The annual Miss Nippon contest, which takes its title from the country’s Japanese name, awards the tiara to the contestant representing the “Foremost Beauty of All Japanese Women,” according to the organizers’ website. The decision to pick a winner with European heritage has raised questions about beauty standards and what it means to be Japanese.
Japan is an ethnically homogenous country with comparatively low levels of immigration, which in recent years has prompted authorities to push for more foreign residents and workers to plug gaps left by an aging population. The country has struggled to balance its conservative views on immigration with the need for new and younger workers, though a 2018 Pew survey showed that 59% of Japanese people believed immigrants would make the country stronger.
Others commended her love for the country. “Many Japanese people do not value Japan, so why is there a problem that she has cherished Japan, where she has lived since she was a child, so much that she became a naturalized Japanese citizen, took on the challenge of becoming Miss Nippon and was crowned Miss Nippon?” asked one X user, while another said: “I thought her Instagram posts were polite and well-written, and she has not only beauty, but also ‘Japanese spirit of harmony.’ This is Miss Japan.”
But others questioned whether someone without Japanese ancestry could represent the country’s beauty ideals.
“Racial discrimination is absolutely unacceptable,” wrote historian Hiroe Yamashita on X, “but if the Miss Nippon contest is based on the concept of beauty, I personally wish that it would be based on standards of Japanese beauty.
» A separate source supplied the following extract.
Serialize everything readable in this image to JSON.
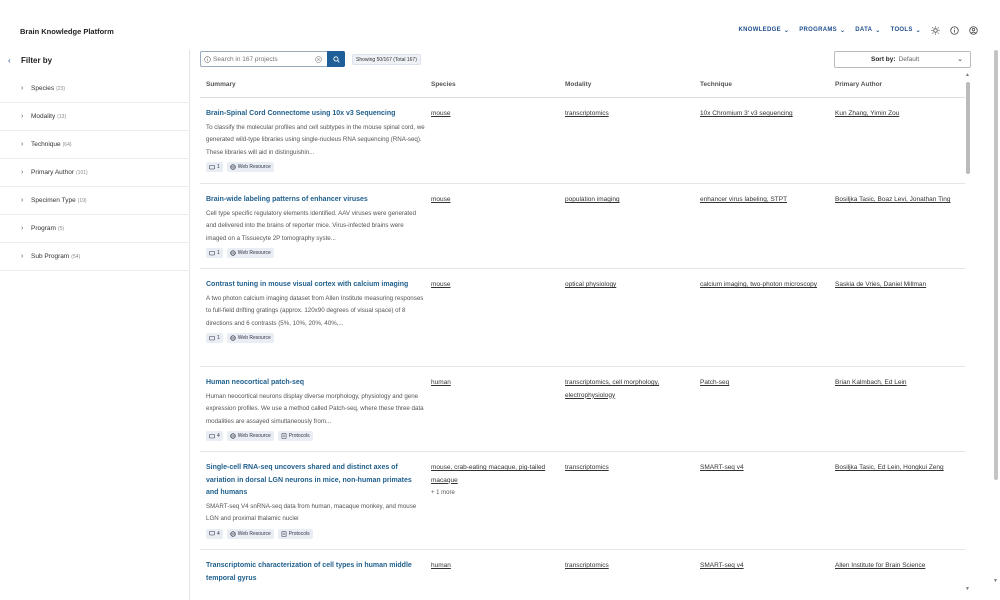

With Karolina Shiino’s appearance, an (ethnically) Japanese girl has no chance of winning under the modern values of beauty.”
Shiino’s win comes almost 10 years after Ariana Miyamoto became the first biracial contestant to be crowned Miss Universe Japan, one of several other national-level pageant titles. Miyamoto went on to represent Japan at the 2015 Miss Universe contest.
Miss Nippon is not part of the international beauty pageant circuit and is unaffiliated with global competitions like Miss World and Miss Universe.
The first Miss Nippon contest, held in 1950, was sponsored by one of Japan’s largest newspapers, the Yomiuri Shimbun. It was originally established to select a goodwill ambassador to the United States who would express Japan’s thanks for American humanitarian aid after World War II.
The inaugural competition was won by Fujiko Yamamoto, who went on to become a successful actor. Her “dignified elegance” became the new standard of beauty for Japanese women in years to come, according to the Miss Nippon contest’s official website.
After a 15-year hiatus, the pageant was revived in 1967 by Shizuo Wada, who went on to become a well-known television health and beauty exercise instructor.
The contest is now operated by his granddaughter Ai Wada, who told CNN that Shiino was awarded the title of Miss Nippon because she is a “hard-working, yet humble, Japanese woman with a very strong sense of consideration for others.”